The quest to reach the throne was a deadly one.
I began my journey as a mutant resembling a purple geode. Armed with only a pistol and my ability to assume a protective crystalline form, I dove into the wastes in search of nuclear glory. It wasn’t long before I had upgraded my weaponry to a double-shotgun and a grenade launcher as my sidearm. Not only that, but I’d mutated further by collecting Rads. And then I got dominated by a Fire Salamander. Damn. Better luck next time.
I’m not talking about my latest experiences on my way to the Men’s Room. No, this mutagenic account details my last run through Vlambeer’s newest title Nuclear Throne. Nuclear Throne is a top-down twin-stick shooter set in a post-apocalyptic world. You assume the role of one of several mutants, each with their own mutagenic qualities (read: player attributes) that will aid them on their journey to the titular throne. The game is unforgiving, and anyone playing should expect to die. A lot. But like many games of its ilk, this just makes progression all the more rewarding.
It takes true grit to spray’n’pray your way to the end of Nuclear Throne. The first step to a successful run is selecting a mutant that suits your play style. If you’re like me, you prefer a safe approach to bullet-hell. The mutant Crystal has the highest starting health and is also able to become a solid gem, freezing her in place but making her immune to most damage. Alternatively, you can play as Melting, who has the lowest health in the cast but gains experience faster and has a corpse explosion ability.

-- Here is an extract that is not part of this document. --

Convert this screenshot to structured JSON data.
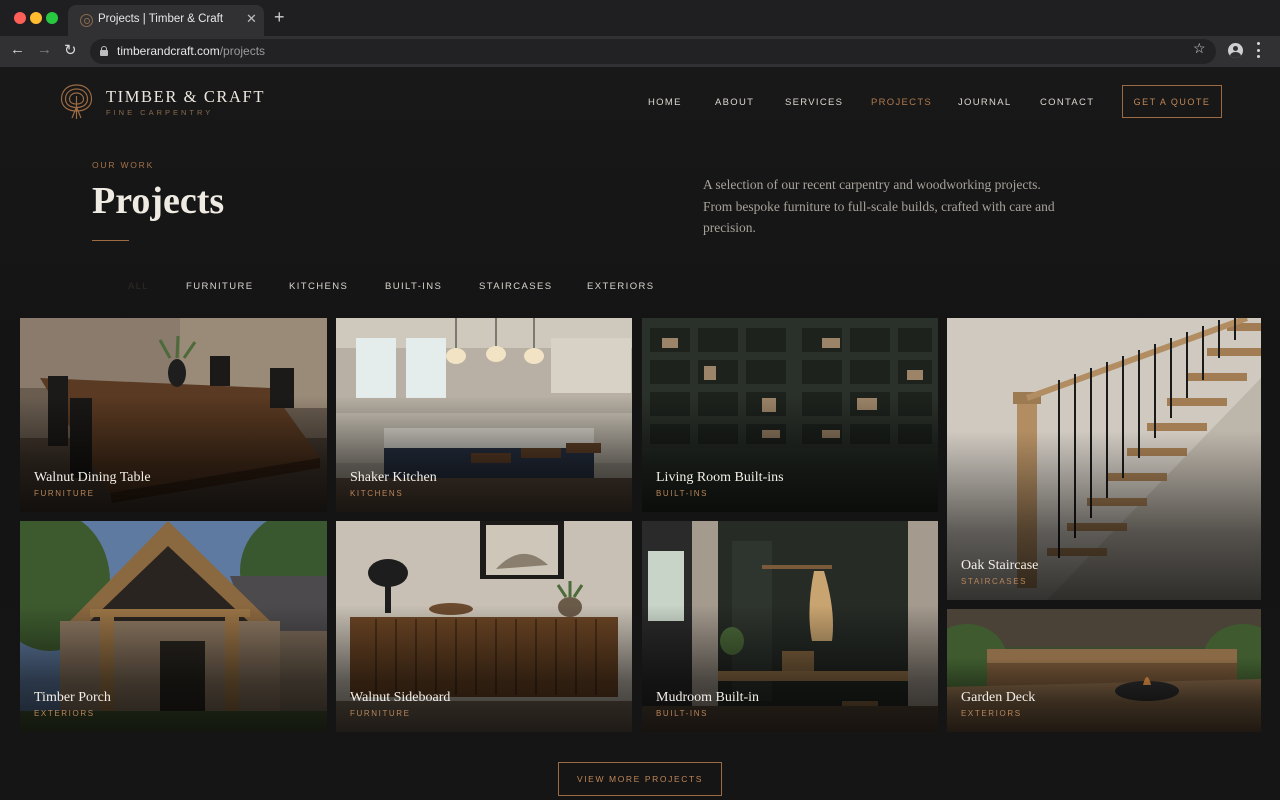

You must clear each level of all its enemies in order to progress to the next. Along the way, you find chests containing a wide variety of weapons. Make no mistake, when I say wide, I mean WIDE. There are enough weapons in Nuclear Throne to make an operator aboard the Nebuchadnezzar blush. Are you more of a Triple Machine Gun type, or is the Gatling Slugger Strike tickle your fancy?
Along the way, you’ll also collect Rads from fallen enemies. These act as experience points in the wasteland. Collect enough and you’ll level up. If you collected enough Rads to level up once you’ve completed a zone, you’ll choose a new mutation for your mutant. These mutations provide you benefits. Bloodlust gives you a chance to recoup health upon killing an enemy. Boiling Veins prevents you from taking lethal damage from explosions. Did I mention there are a lot of explosions in the nuclear wastes? It’s the nuclear wastes. I shouldn’t need to mention that.

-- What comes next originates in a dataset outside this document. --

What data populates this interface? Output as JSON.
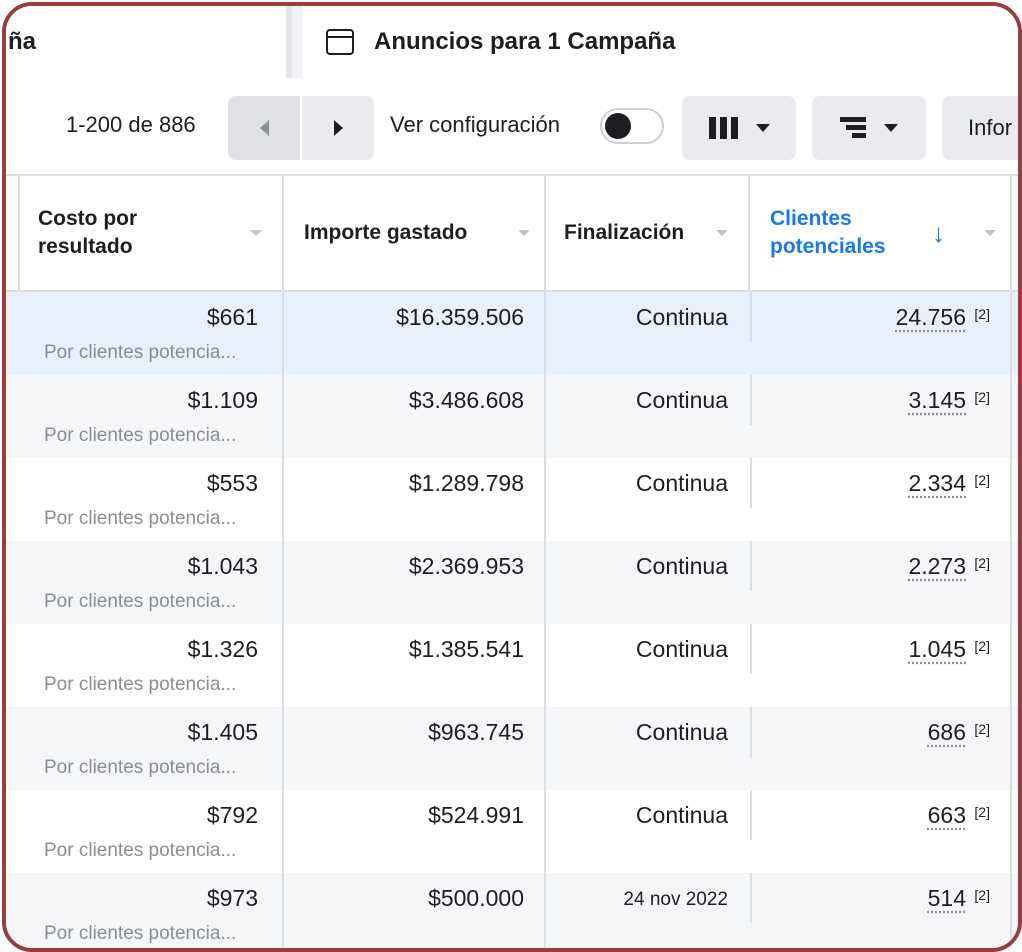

Nuclear Throne offers a lot of choice between the mutants, weapons, and mutations. The level progression is more static, though. The levels are generated procedurally, but the differences between one playthrough and the next are negligible. The first three levels are always the desert tiles, then the sewers, and the scrapyard after that. Each level is so small that slight differences in wall layout hardly matter. The real variety lies in the player’s mutant and weapon choice.
The game’s visuals are… well… cute. The characters and enemies are all simple animated sprites with just enough detail to convey a bit of character. Vlambeers has consistently chosen a low-res approach for game graphics. It makes sense for a small development team, allowing them to focus on gameplay. The sound design and music are also simple yet effective. The sound design especially stands out. Each pull of the trigger produces a heavy “K-CHUNK” feedback and the screen shakes, too.
Nuclear Throne’s real strength is its difficulty. Its tiny levels are packed wall-to-wall with tons of enemies, all of whom do their best shooty-killy routine. This game is tough. In fact, it’s so challenging that I can’t recommend it for anyone that isn’t a fan of shmups or difficult games in general. Binding of Isaac manages to live in the same design space but remains accessible to players of all skill levels. I can’t say the same about Nuclear Throne. I don’t think that’s a bad thing.
The game is hard, but it feels very fair. Binding of Isaac seems deep at first blush, but it often becomes getting the same over-powered abilities and turd-blasting your way though the game effortlessly (blindfold optional). Not so with Nuclear Throne. First of all, there are a lot less turds. Secondly, Nuclear Throne doesn’t seem to have a cut-and-dry winning strategy. The pseudo-random nature of how mutations and weapons are presented force the player to adapt, but provide opportunities to make smart, synergistic choices.
Nuclear Throne is a game for players that enjoy a challenge. The game has its charm, cute graphics, appropriately retro music tracks, but the game’s strongest offering is its tight gameplay. If you’re the type of gamer that enjoys arcade-y challenges, chasing high-scores, or mastering classic shooters, you’ll enjoy Nuclear Throne. If, however, you’re the type to expect rewards for booting up the game, or an achievement and a pat on the head for collecting your first coin, you may want to pass. Nuclear Throne is aggressive, adorable, punishing, and silly- all at the same time. Best of all, it’s a very good game.